The second survey is the Objective Yield Survey (OYS) and is based on an area frame sample of cultivated land in 10 principal states for corn and 11 states for soybeans. Based on the June acreage survey, a random sample of fields is drawn in each state and enumerators visit these fields to take measurements needed to forecast yields in predetermined segments of the fields.

In 2011, these measurements were taken in 1,920 cornfields and 1,835 soybean fields. For corn, the number of plants and number of ears per segment are counted, and the size of the ears is measured. For soybeans, enumerators measure row width and count the number of plants, number of main nodes, lateral branches, dried flowers and pods and pods with beans in each segment. The data are used to forecast grain weight (yield) per acre. Each segment is visited in September, October and November (if not yet harvested) to take new measurements and counts to form new yield forecasts. Just before the operator harvests the field, each segment is hand harvested and weighed.
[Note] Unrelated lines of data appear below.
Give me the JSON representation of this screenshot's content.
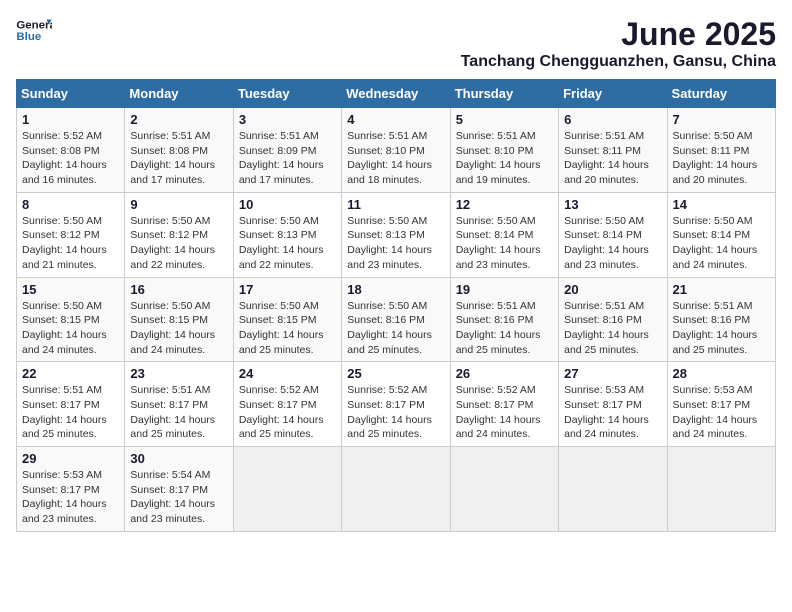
{
  "logo": {
    "line1": "General",
    "line2": "Blue"
  },
  "title": "June 2025",
  "location": "Tanchang Chengguanzhen, Gansu, China",
  "days_of_week": [
    "Sunday",
    "Monday",
    "Tuesday",
    "Wednesday",
    "Thursday",
    "Friday",
    "Saturday"
  ],
  "weeks": [
    [
      {
        "day": "1",
        "info": "Sunrise: 5:52 AM\nSunset: 8:08 PM\nDaylight: 14 hours\nand 16 minutes."
      },
      {
        "day": "2",
        "info": "Sunrise: 5:51 AM\nSunset: 8:08 PM\nDaylight: 14 hours\nand 17 minutes."
      },
      {
        "day": "3",
        "info": "Sunrise: 5:51 AM\nSunset: 8:09 PM\nDaylight: 14 hours\nand 17 minutes."
      },
      {
        "day": "4",
        "info": "Sunrise: 5:51 AM\nSunset: 8:10 PM\nDaylight: 14 hours\nand 18 minutes."
      },
      {
        "day": "5",
        "info": "Sunrise: 5:51 AM\nSunset: 8:10 PM\nDaylight: 14 hours\nand 19 minutes."
      },
      {
        "day": "6",
        "info": "Sunrise: 5:51 AM\nSunset: 8:11 PM\nDaylight: 14 hours\nand 20 minutes."
      },
      {
        "day": "7",
        "info": "Sunrise: 5:50 AM\nSunset: 8:11 PM\nDaylight: 14 hours\nand 20 minutes."
      }
    ],
    [
      {
        "day": "8",
        "info": "Sunrise: 5:50 AM\nSunset: 8:12 PM\nDaylight: 14 hours\nand 21 minutes."
      },
      {
        "day": "9",
        "info": "Sunrise: 5:50 AM\nSunset: 8:12 PM\nDaylight: 14 hours\nand 22 minutes."
      },
      {
        "day": "10",
        "info": "Sunrise: 5:50 AM\nSunset: 8:13 PM\nDaylight: 14 hours\nand 22 minutes."
      },
      {
        "day": "11",
        "info": "Sunrise: 5:50 AM\nSunset: 8:13 PM\nDaylight: 14 hours\nand 23 minutes."
      },
      {
        "day": "12",
        "info": "Sunrise: 5:50 AM\nSunset: 8:14 PM\nDaylight: 14 hours\nand 23 minutes."
      },
      {
        "day": "13",
        "info": "Sunrise: 5:50 AM\nSunset: 8:14 PM\nDaylight: 14 hours\nand 23 minutes."
      },
      {
        "day": "14",
        "info": "Sunrise: 5:50 AM\nSunset: 8:14 PM\nDaylight: 14 hours\nand 24 minutes."
      }
    ],
    [
      {
        "day": "15",
        "info": "Sunrise: 5:50 AM\nSunset: 8:15 PM\nDaylight: 14 hours\nand 24 minutes."
      },
      {
        "day": "16",
        "info": "Sunrise: 5:50 AM\nSunset: 8:15 PM\nDaylight: 14 hours\nand 24 minutes."
      },
      {
        "day": "17",
        "info": "Sunrise: 5:50 AM\nSunset: 8:15 PM\nDaylight: 14 hours\nand 25 minutes."
      },
      {
        "day": "18",
        "info": "Sunrise: 5:50 AM\nSunset: 8:16 PM\nDaylight: 14 hours\nand 25 minutes."
      },
      {
        "day": "19",
        "info": "Sunrise: 5:51 AM\nSunset: 8:16 PM\nDaylight: 14 hours\nand 25 minutes."
      },
      {
        "day": "20",
        "info": "Sunrise: 5:51 AM\nSunset: 8:16 PM\nDaylight: 14 hours\nand 25 minutes."
      },
      {
        "day": "21",
        "info": "Sunrise: 5:51 AM\nSunset: 8:16 PM\nDaylight: 14 hours\nand 25 minutes."
      }
    ],
    [
      {
        "day": "22",
        "info": "Sunrise: 5:51 AM\nSunset: 8:17 PM\nDaylight: 14 hours\nand 25 minutes."
      },
      {
        "day": "23",
        "info": "Sunrise: 5:51 AM\nSunset: 8:17 PM\nDaylight: 14 hours\nand 25 minutes."
      },
      {
        "day": "24",
        "info": "Sunrise: 5:52 AM\nSunset: 8:17 PM\nDaylight: 14 hours\nand 25 minutes."
      },
      {
        "day": "25",
        "info": "Sunrise: 5:52 AM\nSunset: 8:17 PM\nDaylight: 14 hours\nand 25 minutes."
      },
      {
        "day": "26",
        "info": "Sunrise: 5:52 AM\nSunset: 8:17 PM\nDaylight: 14 hours\nand 24 minutes."
      },
      {
        "day": "27",
        "info": "Sunrise: 5:53 AM\nSunset: 8:17 PM\nDaylight: 14 hours\nand 24 minutes."
      },
      {
        "day": "28",
        "info": "Sunrise: 5:53 AM\nSunset: 8:17 PM\nDaylight: 14 hours\nand 24 minutes."
      }
    ],
    [
      {
        "day": "29",
        "info": "Sunrise: 5:53 AM\nSunset: 8:17 PM\nDaylight: 14 hours\nand 23 minutes."
      },
      {
        "day": "30",
        "info": "Sunrise: 5:54 AM\nSunset: 8:17 PM\nDaylight: 14 hours\nand 23 minutes."
      },
      {
        "day": "",
        "info": ""
      },
      {
        "day": "",
        "info": ""
      },
      {
        "day": "",
        "info": ""
      },
      {
        "day": "",
        "info": ""
      },
      {
        "day": "",
        "info": ""
      }
    ]
  ]
}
The data from the two surveys are combined to forecast average yield and production.

Good says that the USDA makes new yield and production forecasts in September, October and November with final estimates released in January. “Because yield forecasts are limited by crop maturity and are influenced by subsequent weather, the August yield forecasts tend to have the largest deviation from the final estimates released in January,” he says.

For the period 1970 through 2010, the August yield forecast for corn ranged from an overestimate of 18.3% to an underestimate of 10.1%. The middle 50% of the forecast errors ranged from an overestimate of 1.3% to an underestimate of 5.1%.

For soybeans, the August yield forecast ranged from an overestimate of 16.2% to an underestimate of 10.2%. The middle 50% of the forecast errors ranged from an overestimate of 3.0% to an underestimate of 4.5%.